Yeah, right. If Motl has valid reasons and evidence to doubt Phil’s explanation that he has a possible TV deal that he really wants to pursue, perhaps he would share it with the world rather than making dark insinuations that Phil was fired because he accepted the scientific consensus regarding AGW, perhaps he should let us all in on them or shut up.

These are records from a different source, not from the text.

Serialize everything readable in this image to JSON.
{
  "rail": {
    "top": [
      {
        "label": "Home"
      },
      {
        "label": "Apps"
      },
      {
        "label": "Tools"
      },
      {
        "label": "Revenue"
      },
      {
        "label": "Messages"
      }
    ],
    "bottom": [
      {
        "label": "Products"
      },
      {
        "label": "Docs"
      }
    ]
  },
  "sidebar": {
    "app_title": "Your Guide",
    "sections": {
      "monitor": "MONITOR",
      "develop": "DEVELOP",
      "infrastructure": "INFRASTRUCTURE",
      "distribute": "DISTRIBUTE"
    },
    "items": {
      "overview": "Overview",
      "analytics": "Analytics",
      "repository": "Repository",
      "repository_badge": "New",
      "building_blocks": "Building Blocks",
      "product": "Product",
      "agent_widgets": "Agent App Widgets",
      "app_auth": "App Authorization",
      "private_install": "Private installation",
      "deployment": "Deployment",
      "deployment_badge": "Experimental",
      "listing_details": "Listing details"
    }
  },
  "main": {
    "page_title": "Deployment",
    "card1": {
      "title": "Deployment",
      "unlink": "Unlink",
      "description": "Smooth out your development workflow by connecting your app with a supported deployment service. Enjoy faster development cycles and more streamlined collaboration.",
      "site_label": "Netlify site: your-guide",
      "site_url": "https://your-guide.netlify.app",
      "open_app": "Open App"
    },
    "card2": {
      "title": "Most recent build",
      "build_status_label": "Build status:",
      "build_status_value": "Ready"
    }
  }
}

Randi is a revered figure in the skeptical movement for good reasons. That he is so revered places a special responsibility on him that, for example, you or I don’t have. Because of his position as a founder and leader of the skeptical movement, his words have far more weight than those of a schlub of a blogger like myself. I can spout off about whatever I want. If I’m wrong, the consequences are momentary embarrassment on my part and the possible need to publicly rethink my position and, if appropriate, admit that I was wrong. Even so, I usually try very hard not to spout off in an uninformed way because I don’t like being embarrassed and, above all, because when I write something I want to get it right. If Randi gets it wrong, it supplies ammunition to the very sorts of people he has spent his life refuting. I understand that Randi may have been taken aback, hurt even, by the criticism he received, but that criticism was in this one instance deserved. I hope he comes to see that.